Sep 14, 2019 01:12AM Irishlove wrote:
Spoonie, An 18 year MS patient and a 7 month BS patient here. I do have a few ideas and recommendations. Please forgive me if I mentioned these in another post. One thing about MS, it does create some memory issues . First I found a wonderful forum from Mass. General Hospital, called Brain Forum. I made life long friends on that forum. I haven't been on it a few years now, but I believe it's still very active with info, clinical trials, etc. Next, I learned a lot about different MS drugs. I started on Copaxone, went to Mitoxantrone (a chemo drug) and one dose of Tysabri. I have been on LDN (Low dose Naltroxone) for many years. LDN is my favorite, off label and has worked very well at controlling MS attacks.
When I do have an attack that is or was significant, such as Optic Neuritis, I would be prescribed IV Solumedrol. It is proven to limit the effects and cut the time to healing of the lesions. I do not take any type of anti-fatigue med, but would highly recommend talking to neuro about that if needed. I'm very drug sensitive and if I recall, tried Provigil and did not have a great response. So listen to your body and when you are severely fatigued, climb in bed and chat on forums. lol. I suffer from insomnia greatly. I worked it out with Benadryl, doctors approval. I wean myself off every so often. I suffer from significant bladder issues, neurogenic bladder. My bladder has prolapsed and I need a pessiary ring, which I dislike, but use. I have a number of bladder infections, so I test myself and keep an antibiotic RX handy, with the urologists permission. Headaches and pain, I use Aleve and take a daily 81 mg aspirin, Vit. D, Vit. B, Cranberry capsules, Amitiza for IBS, LDN, 4mg, and Tumeric.
I learned a great deal about patience with symptoms. Pseudo attacks are a thing, so I usually give my symptoms a 3 day period of time before sounding the alarm. If you do need solumedrol, please, please make sure you are prescribed a tapering prednisone RX and follow the dosage exactly. Stress is a major factor of MS symptoms. So is your food intake. Fish, fish and more fish, followed by sunshine, limit sugar and frankly due to LDN, no alcohol period. No major pain meds allowed as you will suffer a very adverse reaction and possible hospitalization, if you choose LDN.
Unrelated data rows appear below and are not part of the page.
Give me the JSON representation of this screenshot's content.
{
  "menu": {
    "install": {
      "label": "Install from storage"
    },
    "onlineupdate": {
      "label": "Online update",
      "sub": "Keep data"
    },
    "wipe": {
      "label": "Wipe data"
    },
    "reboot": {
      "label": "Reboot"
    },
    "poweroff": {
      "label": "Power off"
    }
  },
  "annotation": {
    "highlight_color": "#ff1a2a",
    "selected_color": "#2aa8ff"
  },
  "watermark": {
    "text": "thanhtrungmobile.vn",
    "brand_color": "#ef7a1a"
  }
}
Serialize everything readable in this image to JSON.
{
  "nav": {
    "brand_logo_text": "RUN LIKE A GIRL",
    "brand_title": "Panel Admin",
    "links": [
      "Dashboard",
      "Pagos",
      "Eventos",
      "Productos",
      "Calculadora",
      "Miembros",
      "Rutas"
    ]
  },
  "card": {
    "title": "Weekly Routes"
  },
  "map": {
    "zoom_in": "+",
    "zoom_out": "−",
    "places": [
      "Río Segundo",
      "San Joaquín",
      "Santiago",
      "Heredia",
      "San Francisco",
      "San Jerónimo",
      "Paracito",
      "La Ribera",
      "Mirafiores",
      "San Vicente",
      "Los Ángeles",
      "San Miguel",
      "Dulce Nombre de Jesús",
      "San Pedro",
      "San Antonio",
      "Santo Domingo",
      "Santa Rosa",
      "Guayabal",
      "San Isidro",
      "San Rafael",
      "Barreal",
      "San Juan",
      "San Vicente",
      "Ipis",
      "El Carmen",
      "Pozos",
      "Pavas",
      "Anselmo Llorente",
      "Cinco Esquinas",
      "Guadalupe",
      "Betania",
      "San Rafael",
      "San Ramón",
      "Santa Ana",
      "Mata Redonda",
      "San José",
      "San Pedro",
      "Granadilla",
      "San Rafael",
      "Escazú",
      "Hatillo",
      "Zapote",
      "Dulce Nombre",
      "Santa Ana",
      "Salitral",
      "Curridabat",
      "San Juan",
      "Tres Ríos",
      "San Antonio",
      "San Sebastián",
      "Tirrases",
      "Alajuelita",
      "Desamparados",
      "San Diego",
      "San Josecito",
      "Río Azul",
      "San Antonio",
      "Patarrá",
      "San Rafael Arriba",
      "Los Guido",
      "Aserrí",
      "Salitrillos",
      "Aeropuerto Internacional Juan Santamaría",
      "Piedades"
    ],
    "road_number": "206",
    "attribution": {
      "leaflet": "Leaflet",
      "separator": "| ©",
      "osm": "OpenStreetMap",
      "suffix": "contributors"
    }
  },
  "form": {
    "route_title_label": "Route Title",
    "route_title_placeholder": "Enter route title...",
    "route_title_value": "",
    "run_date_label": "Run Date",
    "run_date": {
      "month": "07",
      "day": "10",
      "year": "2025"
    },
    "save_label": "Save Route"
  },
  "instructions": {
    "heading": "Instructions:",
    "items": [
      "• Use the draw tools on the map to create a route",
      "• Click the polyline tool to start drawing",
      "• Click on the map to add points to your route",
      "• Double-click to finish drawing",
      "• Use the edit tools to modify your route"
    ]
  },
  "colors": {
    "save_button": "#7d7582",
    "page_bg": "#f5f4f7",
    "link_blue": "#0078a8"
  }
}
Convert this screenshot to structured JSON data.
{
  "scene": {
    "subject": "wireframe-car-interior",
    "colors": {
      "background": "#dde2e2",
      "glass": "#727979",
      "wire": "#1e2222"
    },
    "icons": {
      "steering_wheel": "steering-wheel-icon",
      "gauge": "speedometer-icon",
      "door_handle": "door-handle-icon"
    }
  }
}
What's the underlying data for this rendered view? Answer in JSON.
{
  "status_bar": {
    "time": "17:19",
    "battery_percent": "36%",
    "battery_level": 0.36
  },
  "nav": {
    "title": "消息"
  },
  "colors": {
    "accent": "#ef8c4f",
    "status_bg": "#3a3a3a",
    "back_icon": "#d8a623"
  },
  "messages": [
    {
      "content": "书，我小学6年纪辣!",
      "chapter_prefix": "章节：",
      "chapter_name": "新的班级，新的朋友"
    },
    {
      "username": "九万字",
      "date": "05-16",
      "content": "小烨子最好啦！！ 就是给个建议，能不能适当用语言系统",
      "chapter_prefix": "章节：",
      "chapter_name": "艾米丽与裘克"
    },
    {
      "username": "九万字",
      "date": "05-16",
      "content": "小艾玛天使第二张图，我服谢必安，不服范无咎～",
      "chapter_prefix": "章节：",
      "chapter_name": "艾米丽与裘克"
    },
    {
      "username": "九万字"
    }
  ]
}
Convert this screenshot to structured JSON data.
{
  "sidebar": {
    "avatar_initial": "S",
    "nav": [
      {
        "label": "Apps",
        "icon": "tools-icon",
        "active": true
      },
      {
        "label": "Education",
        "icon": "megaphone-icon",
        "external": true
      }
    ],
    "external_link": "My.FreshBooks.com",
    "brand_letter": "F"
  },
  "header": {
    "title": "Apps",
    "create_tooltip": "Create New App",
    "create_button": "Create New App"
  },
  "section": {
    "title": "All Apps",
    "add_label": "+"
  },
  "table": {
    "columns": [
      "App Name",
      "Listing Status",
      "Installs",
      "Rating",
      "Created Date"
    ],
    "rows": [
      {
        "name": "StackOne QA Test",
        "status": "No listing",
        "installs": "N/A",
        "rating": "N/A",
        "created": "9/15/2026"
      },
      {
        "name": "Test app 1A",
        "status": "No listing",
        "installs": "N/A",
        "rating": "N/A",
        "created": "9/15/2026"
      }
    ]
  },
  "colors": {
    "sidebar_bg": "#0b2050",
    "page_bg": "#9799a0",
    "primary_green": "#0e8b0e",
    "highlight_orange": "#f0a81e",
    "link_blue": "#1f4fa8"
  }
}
My last significant attack occurred with cancer diagnosis and mastectomy. I could not have steroids due to interfering with healing, so it's taken some time to get back to my previous baseline EDS level. I'm hoping to get there, but it may take more time. Vitamin D is usually depleted in MSers, so add that to your daily take. As for MRI's, I've stopped them. They are expensive, it is what it is and I have zero desire to change meds. I have friends with Primary Prog. MS, zero lesion load and they are far more significantly impacted by MS, then me, with a large number of lesion thru the spinal chord. So lesion load does not necessarily equate to disability. I suppose if I was severely digressing, I would consider complete MRI's and change meds, but I've already been on the big guns to knock it back, so I can walk better, not lose bladder control constantly and swallow better, though it's not perfect. Bowel control is another issues for me as the signal is interrupted. My vision has been left with deficits in the field of vision, but central vision is good. I've lost hearing and suffer from tinnitus. Nothing has helped, not even cortisone shots in the ear. Based on some cognitive difficulties, I chose to stop driving. I did pass my DL exam though, but use that license just for ID. In an emergency I could drive, but prefer not to.
The most important thing I can say about having MS, it makes you slow down. I strive to maintain my mental capacities by reading and I walk as much as possible and stay out of the heat. If you look at me, you would not know I have MS. 15 years ago I was bed bound by a significant attack, so chemo was my answer and it worked extremely well at resetting my immune system. I have more good days then bad!
Best of wishes to you.